"Calendula is one of the best examples of a sensory plant and is possibly my number one TH plant choice for this reason and all the possible activities it offers. They have bright orange and yellow flowers (sight) that attract pollinators (sight and sound). The flowers are also edible (taste) and can be enjoyed in salads or as garnish. Calendula is great for the skin and can used to make calendula oil and then salve (smell and touch). Seeds can be easily saved from them as well and have a unique shape almost like a little bug (touch) and the flowers can also be used to dye fabric (sight and touch)."
Katie McGillivray HTR
Courses & Community Lead

Creating a Sensory Garden in Different Spaces

Adapting sensory gardens to various spaces, from a single planter on a patio to expansive gardens with benches and water features, requires thoughtful design to engage the senses year-round. Sensory gardens, regardless of size, should captivate sight, smell, touch, taste, and sound without overwhelming the area. It’s crucial to incorporate a diversity of plants to stimulate the senses across seasons, ensuring continuous engagement.

In smaller spaces or indoor areas, vertical gardening, such as hanging baskets, wall-mounted planters, or trellises with climbing plants like jasmine, maximizes the use of space. Container gardening with herbs like basil, mint, and rosemary offers flexibility, allowing for the garden to be rearranged for accessibility and interactive engagement. These containers are ideal for sensory gardens as they can be easily moved, making the garden accessible to everyone, including those with mobility concerns.

Incorporating features that cater to all senses without focusing too heavily on one scent is important. Varied plant selections ensure a garden that’s invigorating throughout the year. Adding compact water features can introduce soothing sounds and humidity, while textured rugs and furnishings, wind chimes, and strategically placed rocks enhance tactile and auditory experiences. Attracting wildlife with bird feeders or butterfly-friendly plants adds another layer of sensory interaction.

Selecting plants that can be utilized in activities—such as drying herbs for tea, creating bouquets, or seed saving—can also add a functional element for HT or Rec Therapy sessions. This not only enriches the sensory experience but also encourages participation and learning.

Safety and engagement are paramount; labeling plants is essential for identifying those that are safe to touch, smell, or taste.
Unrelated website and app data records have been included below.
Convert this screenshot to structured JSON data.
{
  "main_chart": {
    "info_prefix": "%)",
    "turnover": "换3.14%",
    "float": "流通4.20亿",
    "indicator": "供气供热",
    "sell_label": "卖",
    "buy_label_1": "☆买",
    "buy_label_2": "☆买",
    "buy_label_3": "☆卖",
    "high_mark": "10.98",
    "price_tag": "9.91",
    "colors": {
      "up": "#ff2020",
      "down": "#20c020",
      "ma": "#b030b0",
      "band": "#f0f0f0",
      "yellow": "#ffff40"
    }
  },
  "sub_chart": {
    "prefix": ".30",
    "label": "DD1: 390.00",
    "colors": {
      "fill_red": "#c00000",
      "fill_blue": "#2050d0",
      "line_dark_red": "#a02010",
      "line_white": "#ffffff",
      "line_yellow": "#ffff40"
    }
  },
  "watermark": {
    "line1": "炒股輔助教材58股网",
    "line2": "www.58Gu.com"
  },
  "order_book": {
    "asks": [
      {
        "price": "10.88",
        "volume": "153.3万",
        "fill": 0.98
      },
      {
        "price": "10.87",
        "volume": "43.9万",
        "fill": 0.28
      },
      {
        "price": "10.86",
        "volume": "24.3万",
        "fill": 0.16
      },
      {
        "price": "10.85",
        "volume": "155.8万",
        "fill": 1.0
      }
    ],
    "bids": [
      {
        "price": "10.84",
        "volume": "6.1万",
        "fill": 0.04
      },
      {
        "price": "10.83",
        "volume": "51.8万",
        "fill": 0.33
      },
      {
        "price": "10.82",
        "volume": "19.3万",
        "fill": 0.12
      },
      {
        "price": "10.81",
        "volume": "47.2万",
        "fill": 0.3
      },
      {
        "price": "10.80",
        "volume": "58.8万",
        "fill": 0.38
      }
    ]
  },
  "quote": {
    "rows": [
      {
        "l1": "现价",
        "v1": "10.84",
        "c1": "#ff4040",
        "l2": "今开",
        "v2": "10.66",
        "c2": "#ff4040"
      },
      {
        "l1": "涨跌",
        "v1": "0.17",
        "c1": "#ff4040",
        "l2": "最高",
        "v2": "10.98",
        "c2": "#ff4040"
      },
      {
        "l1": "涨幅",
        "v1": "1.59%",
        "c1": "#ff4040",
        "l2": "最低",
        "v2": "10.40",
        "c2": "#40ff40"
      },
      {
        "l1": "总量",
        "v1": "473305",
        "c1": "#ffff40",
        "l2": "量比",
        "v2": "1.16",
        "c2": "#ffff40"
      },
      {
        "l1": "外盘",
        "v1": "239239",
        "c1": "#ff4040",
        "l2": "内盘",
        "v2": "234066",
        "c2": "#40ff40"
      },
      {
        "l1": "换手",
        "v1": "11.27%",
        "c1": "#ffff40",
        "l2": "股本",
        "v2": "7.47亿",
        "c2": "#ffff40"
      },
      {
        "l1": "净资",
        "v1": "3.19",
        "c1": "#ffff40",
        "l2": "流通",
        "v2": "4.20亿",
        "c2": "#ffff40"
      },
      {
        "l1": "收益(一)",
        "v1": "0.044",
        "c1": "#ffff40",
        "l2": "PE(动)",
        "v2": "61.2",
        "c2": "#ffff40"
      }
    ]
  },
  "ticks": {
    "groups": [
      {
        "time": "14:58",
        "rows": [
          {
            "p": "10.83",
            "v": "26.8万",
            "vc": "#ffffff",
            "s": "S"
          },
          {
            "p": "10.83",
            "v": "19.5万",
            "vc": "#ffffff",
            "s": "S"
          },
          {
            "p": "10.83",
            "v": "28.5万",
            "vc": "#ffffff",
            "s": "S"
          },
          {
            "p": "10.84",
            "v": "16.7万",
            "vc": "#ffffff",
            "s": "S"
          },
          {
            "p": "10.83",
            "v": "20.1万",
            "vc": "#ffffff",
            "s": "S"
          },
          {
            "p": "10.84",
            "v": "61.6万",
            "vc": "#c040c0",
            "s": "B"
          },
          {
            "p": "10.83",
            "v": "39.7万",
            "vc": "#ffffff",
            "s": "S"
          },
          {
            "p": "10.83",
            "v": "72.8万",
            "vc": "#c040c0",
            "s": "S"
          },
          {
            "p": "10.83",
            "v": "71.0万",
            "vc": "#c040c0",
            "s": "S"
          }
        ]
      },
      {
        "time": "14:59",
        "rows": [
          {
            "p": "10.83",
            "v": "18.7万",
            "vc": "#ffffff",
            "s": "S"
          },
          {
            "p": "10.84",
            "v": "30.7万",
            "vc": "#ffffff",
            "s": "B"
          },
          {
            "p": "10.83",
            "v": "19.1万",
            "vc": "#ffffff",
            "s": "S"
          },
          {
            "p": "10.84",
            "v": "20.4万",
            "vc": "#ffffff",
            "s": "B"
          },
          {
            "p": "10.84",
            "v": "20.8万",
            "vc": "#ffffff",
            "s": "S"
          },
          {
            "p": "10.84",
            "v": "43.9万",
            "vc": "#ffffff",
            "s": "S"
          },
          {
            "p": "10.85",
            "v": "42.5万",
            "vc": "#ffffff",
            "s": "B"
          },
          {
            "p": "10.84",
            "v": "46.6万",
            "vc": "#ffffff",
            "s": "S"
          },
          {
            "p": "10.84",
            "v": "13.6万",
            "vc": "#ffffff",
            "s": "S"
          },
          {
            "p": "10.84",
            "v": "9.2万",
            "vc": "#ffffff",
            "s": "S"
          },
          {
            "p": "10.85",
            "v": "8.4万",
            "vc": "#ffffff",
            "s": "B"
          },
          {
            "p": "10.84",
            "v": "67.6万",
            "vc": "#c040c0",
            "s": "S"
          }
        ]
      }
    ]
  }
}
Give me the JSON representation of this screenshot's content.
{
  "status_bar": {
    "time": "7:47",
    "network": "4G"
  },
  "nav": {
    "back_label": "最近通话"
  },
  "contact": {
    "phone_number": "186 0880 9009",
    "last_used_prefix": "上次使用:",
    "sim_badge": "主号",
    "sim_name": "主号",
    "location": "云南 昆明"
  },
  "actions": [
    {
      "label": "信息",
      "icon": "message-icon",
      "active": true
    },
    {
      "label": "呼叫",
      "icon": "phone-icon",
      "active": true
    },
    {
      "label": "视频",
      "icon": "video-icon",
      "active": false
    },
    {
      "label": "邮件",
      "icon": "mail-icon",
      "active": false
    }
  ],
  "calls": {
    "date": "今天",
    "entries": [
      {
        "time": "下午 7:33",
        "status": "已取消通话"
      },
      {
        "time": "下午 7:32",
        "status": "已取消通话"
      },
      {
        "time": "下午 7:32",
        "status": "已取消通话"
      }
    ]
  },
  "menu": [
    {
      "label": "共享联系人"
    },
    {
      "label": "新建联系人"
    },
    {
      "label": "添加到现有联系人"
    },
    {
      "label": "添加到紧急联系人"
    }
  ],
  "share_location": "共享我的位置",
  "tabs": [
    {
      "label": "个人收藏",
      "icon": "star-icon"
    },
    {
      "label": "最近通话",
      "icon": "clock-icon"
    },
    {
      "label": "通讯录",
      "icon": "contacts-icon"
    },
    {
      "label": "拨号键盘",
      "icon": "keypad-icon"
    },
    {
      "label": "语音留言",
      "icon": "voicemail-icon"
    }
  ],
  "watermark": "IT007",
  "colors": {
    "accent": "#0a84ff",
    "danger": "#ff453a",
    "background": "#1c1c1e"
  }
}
Signs that invite interaction, like “Touch this plant” for lamb’s ear, that promote engagement and education. Websites such as offer resources for enhancing the sensory garden experience with educational and interactive signage, making the garden a more inclusive and engaging space for all users.